Carson Fletcher

Carson Fletcher

A Story by Charles Anthony Almanza

How far will Mr. Fletcher go to maintain his lawn?


Carson Fletcher had always been a man with an affinity for appearances. As a child, he always made sure to match his socks with his vest before he went off to school. As a teenager, he never left the house until every hair on his head was coated with pomade, and shined with radiant health. And now, as a husband and father of two, things were no different. He would rather freeze to death in the pouring rain without a raincoat if his raincoat was missing a button. He would rather say his son, Noah, was at Drama Camp in Tampa, Florida than to say the truth about his son’s deteriorating mental condition as his acute severe depression raged on in a mental institution two hours away. And if he was ever cornered in one of his lies, he would simply smile and change the conversation nonchalantly, as though he hadn’t lied at all.


 Yes, every single outward appearance, ranging from the color of his house to the scuff marks on his shoes to the dust above the mailbox was meticulously micromanaged by Carson Fletcher.
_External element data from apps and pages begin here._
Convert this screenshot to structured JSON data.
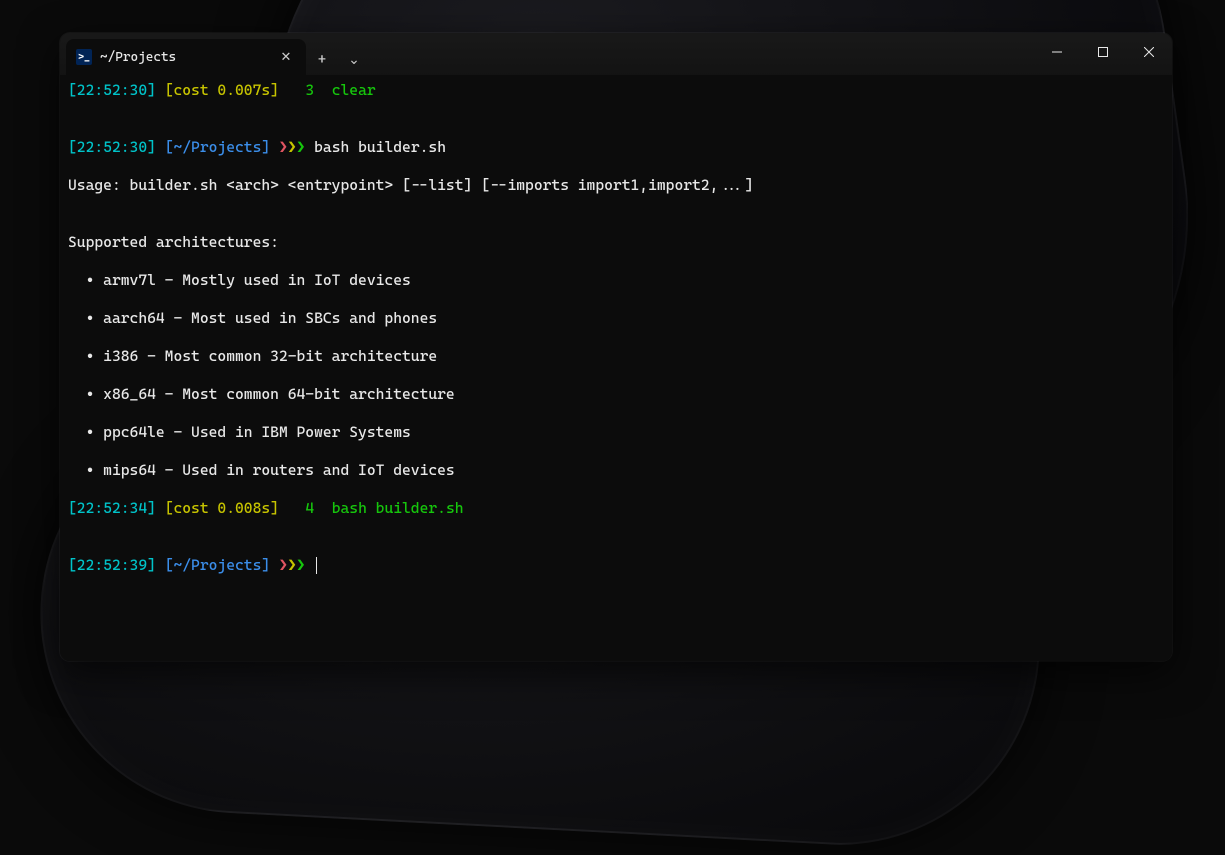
{
  "window": {
    "tab_title": "~/Projects"
  },
  "lines": {
    "l1_time": "[22:52:30]",
    "l1_cost": "[cost 0.007s]",
    "l1_num": "3",
    "l1_cmd": "clear",
    "l2_time": "[22:52:30]",
    "l2_path": "[~/Projects]",
    "l2_cmd": "bash builder.sh",
    "usage": "Usage: builder.sh <arch> <entrypoint> [--list] [--imports import1,import2,...]",
    "arch_header": "Supported architectures:",
    "arch1": "  • armv7l - Mostly used in IoT devices",
    "arch2": "  • aarch64 - Most used in SBCs and phones",
    "arch3": "  • i386 - Most common 32-bit architecture",
    "arch4": "  • x86_64 - Most common 64-bit architecture",
    "arch5": "  • ppc64le - Used in IBM Power Systems",
    "arch6": "  • mips64 - Used in routers and IoT devices",
    "l3_time": "[22:52:34]",
    "l3_cost": "[cost 0.008s]",
    "l3_num": "4",
    "l3_cmd": "bash builder.sh",
    "l4_time": "[22:52:39]",
    "l4_path": "[~/Projects]"
  },
  "glyphs": {
    "prompt_r": "❯",
    "prompt_y": "❯",
    "prompt_g": "❯",
    "plus": "+",
    "chevron": "⌄",
    "close": "✕",
    "ps_icon": ">_"
  }
}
Which is why, when a random jogger decided to have a heart attack and fall into his patch of freshly planted hydrangeas, he almost had a stroke himself.


He was standing at his kitchen sink, washing the last few dishes from breakfast earlier when he saw it: a tall, lanky sort of man with olive toned skin, sporting a fresh pair of stark white sneakers and a pair of orange running shorts, was jogging down the street when he stopped, holding his left arm while he stood in front of the home of the Franks, Carson’s next-door neighbors. The jogger looked as though he was having trouble breathing, and as Carson watched, it was as though he was watching a train wreck in slow motion. He saw it happen, but was powerless to stop it. The jogger took a few more steps forward, crossing the line where Carson’s lawn and the Frank’s lawn met, and after another few more steps, he leaned to the right and keeled over. Right into the hydrangeas that Carson had spent two hours planting the day before.
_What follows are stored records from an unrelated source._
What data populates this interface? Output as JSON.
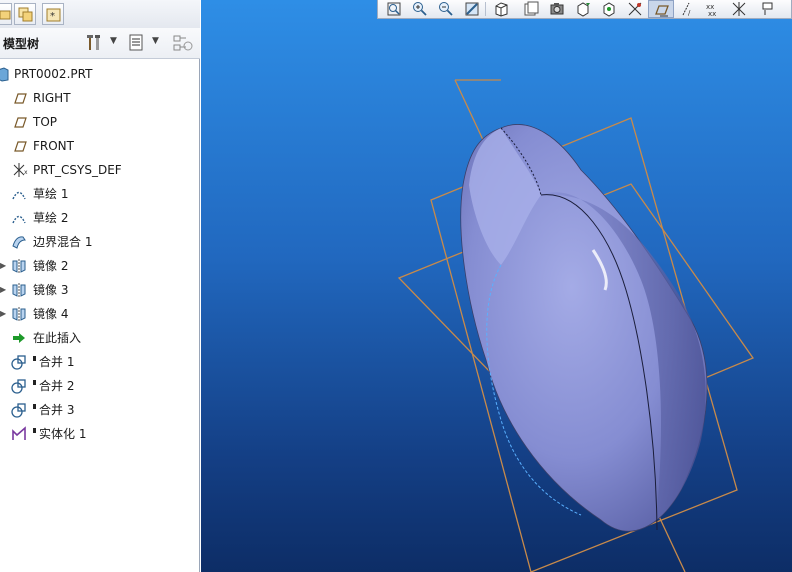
{
  "model_tree": {
    "title": "模型树",
    "items": [
      {
        "label": "PRT0002.PRT",
        "icon": "part-icon",
        "expandable": false
      },
      {
        "label": "RIGHT",
        "icon": "datum-plane-icon",
        "expandable": false
      },
      {
        "label": "TOP",
        "icon": "datum-plane-icon",
        "expandable": false
      },
      {
        "label": "FRONT",
        "icon": "datum-plane-icon",
        "expandable": false
      },
      {
        "label": "PRT_CSYS_DEF",
        "icon": "csys-icon",
        "expandable": false
      },
      {
        "label": "草绘 1",
        "icon": "sketch-icon",
        "expandable": false
      },
      {
        "label": "草绘 2",
        "icon": "sketch-icon",
        "expandable": false
      },
      {
        "label": "边界混合 1",
        "icon": "boundary-blend-icon",
        "expandable": false
      },
      {
        "label": "镜像 2",
        "icon": "mirror-icon",
        "expandable": true
      },
      {
        "label": "镜像 3",
        "icon": "mirror-icon",
        "expandable": true
      },
      {
        "label": "镜像 4",
        "icon": "mirror-icon",
        "expandable": true
      },
      {
        "label": "在此插入",
        "icon": "insert-here-arrow-icon",
        "expandable": false
      },
      {
        "label": "合并 1",
        "icon": "merge-icon",
        "expandable": false
      },
      {
        "label": "合并 2",
        "icon": "merge-icon",
        "expandable": false
      },
      {
        "label": "合并 3",
        "icon": "merge-icon",
        "expandable": false
      },
      {
        "label": "实体化 1",
        "icon": "solidify-icon",
        "expandable": false
      }
    ]
  },
  "viewport_toolbar": {
    "buttons": [
      "refit-icon",
      "zoom-in-icon",
      "zoom-out-icon",
      "repaint-icon",
      "display-style-icon",
      "saved-views-icon",
      "view-manager-icon",
      "perspective-icon",
      "spin-center-icon",
      "datum-display-icon",
      "plane-display-icon",
      "axis-display-icon",
      "point-display-icon",
      "csys-display-icon"
    ],
    "active": "plane-display-icon"
  },
  "colors": {
    "viewport_top": "#2e8ee6",
    "viewport_bottom": "#0d2d66",
    "model_fill": "#8e96d8",
    "datum_plane": "#c88a4a"
  }
}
For a few seconds, Carson stood at his sink rigidly, with the tap still going and his hands still holding the sponge and the plate he was scrubbing away at, until it dawned onto him. And that’s when Carson Fletcher brought a hand to his mouth in horror. He turned off the tap, dropped the plate, ripped off the yellow, rubber gloves he was wearing and he ran outside only to stand over the body of the lifeless jogger’s body. There was a brief pause as he pushed the bridge of his thick, dark rimmed glasses up before he bent down and put two fingers to the man’s throat, and after feeling no pulse, he stood up, breathless.

            Unfortunately for Carson, this was not good. At all. He had just spent his entire Sunday mowing the lawn, trimming the hedges, weeding out the weeds, and planting new flowers, trying his best to outperform Jason Khatz down the street, who had every tree but the one Adam and Eve ate from on his lawn. When it came to who had the ultimate green thumb on Sparrow Drive, everyone knew it belonged to Jason. And it always was, ever since the day he decided to move into the neighborhood.
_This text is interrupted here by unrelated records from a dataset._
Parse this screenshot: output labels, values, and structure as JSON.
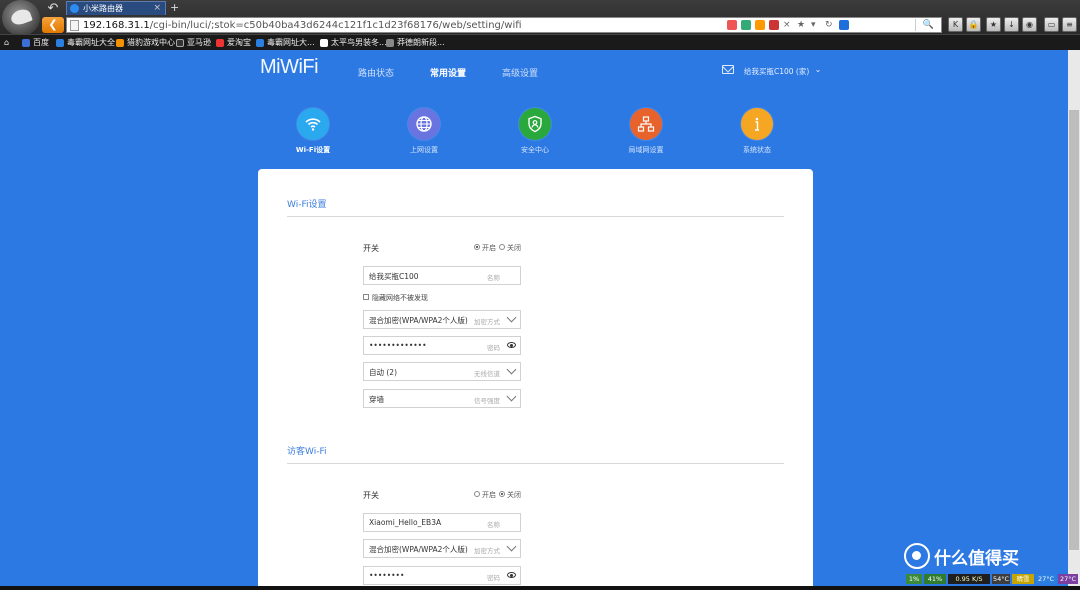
{
  "browser": {
    "tab_title": "小米路由器",
    "new_tab": "+",
    "url_host": "192.168.31.1",
    "url_path": "/cgi-bin/luci/;stok=c50b40ba43d6244c121f1c1d23f68176/web/setting/wifi",
    "bookmarks": [
      "百度",
      "毒霸网址大全",
      "猎豹游戏中心",
      "亚马逊",
      "爱淘宝",
      "毒霸网址大...",
      "太平鸟男装冬...",
      "莽德朗新段..."
    ]
  },
  "header": {
    "logo": "MiWiFi",
    "nav": [
      "路由状态",
      "常用设置",
      "高级设置"
    ],
    "nav_active": 1,
    "user": "给我买瓶C100 (家)"
  },
  "categories": [
    {
      "label": "Wi-Fi设置",
      "color": "#2ba9ef",
      "icon": "wifi-icon"
    },
    {
      "label": "上网设置",
      "color": "#6a74e0",
      "icon": "globe-icon"
    },
    {
      "label": "安全中心",
      "color": "#29a83c",
      "icon": "shield-icon"
    },
    {
      "label": "局域网设置",
      "color": "#e8622c",
      "icon": "network-icon"
    },
    {
      "label": "系统状态",
      "color": "#f5a623",
      "icon": "info-icon"
    }
  ],
  "wifi": {
    "title": "Wi-Fi设置",
    "switch_label": "开关",
    "on_label": "开启",
    "off_label": "关闭",
    "ssid_value": "给我买瓶C100",
    "ssid_placeholder": "名称",
    "hidden_label": "隐藏网络不被发现",
    "encryption_value": "混合加密(WPA/WPA2个人版)",
    "encryption_placeholder": "加密方式",
    "password_value": "•••••••••••••",
    "password_placeholder": "密码",
    "channel_value": "自动 (2)",
    "channel_placeholder": "无线信道",
    "strength_value": "穿墙",
    "strength_placeholder": "信号强度"
  },
  "guest": {
    "title": "访客Wi-Fi",
    "switch_label": "开关",
    "on_label": "开启",
    "off_label": "关闭",
    "ssid_value": "Xiaomi_Hello_EB3A",
    "ssid_placeholder": "名称",
    "encryption_value": "混合加密(WPA/WPA2个人版)",
    "encryption_placeholder": "加密方式",
    "password_value": "••••••••",
    "password_placeholder": "密码"
  },
  "tray": {
    "cpu": "1%",
    "mem": "41%",
    "net": "0.95 K/S",
    "temp1": "54°C",
    "weather": "晴雪",
    "temp2": "27°C",
    "temp3": "27°C"
  },
  "watermark": "什么值得买",
  "colors": {
    "page_bg": "#2c79e4",
    "accent": "#3b7ddd"
  }
}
            Fortunately for Carson, the work on his lawn would not go to waste. Without another thought, Carson went into his shed before coming back with a wheelbarrow, and with a swift grunt, he managed to heave the jogger’s corpse into it before sprinting four houses down the street, his eyes scanning the area, before abruptly coming to a halt in front of Jason’s house. A heave later and the dead body was now lying face down in a patch of bright red roses.

            Carson looked around cautiously before bending down close to the man’s back.

            “Sorry, buddy,” he whispered. “But believe me. You have no idea how long I’ve waited for this moment.” And with that, Carson spun his wheelbarrow around and began walking back to his house.

            Normally, Carson never said anything to anyone that wasn’t listening. But, seeing as today was going to unfold to be a wonderful day, he felt that the moment deserved something to be said. Because half an hour later, when the ambulances and the police cars roared through Sparrow Drive, they tore Jason Khatz’s front lawn to bits, unearthing the majority of the rose bush, and leaving deep cuts in his freshly manicured lawn, effectively destroying his otherwise perfect garden.

            As Carson sat on his porch, watching the police talking to a frantic Jason while the neighbors appeared, one by one gathering in the middle of the street to watch like vultures, he couldn’t help but open a bottle of wine and relax. Compared to Jason’s lawn, Carson’s had finally gleamed in perfection. And even though he had to move a dead body, he didn’t feel the slightest bit of guilt. Because for Carson Fletcher, appearances were all that really mattered.

© 2017 Charles Anthony Almanza

My Review

Would you like to review this Story?
Login | Register


I would totally do that if someone smashed my flowers. Good story.

Posted 3 Years Ago

Request Read Request
Add to Library My Library
Subscribe Subscribe


1 Review
Shelved in 1 Library
Added on June 21, 2017
Last Updated on June 21, 2017
Tags: dark humor, satire, suburbia, neighbors


Charles Anthony Almanza
Charles Anthony Almanza

Signal Hill, CA

Film buff. Writer. Gun for hire. Wellington, NZ bound. more..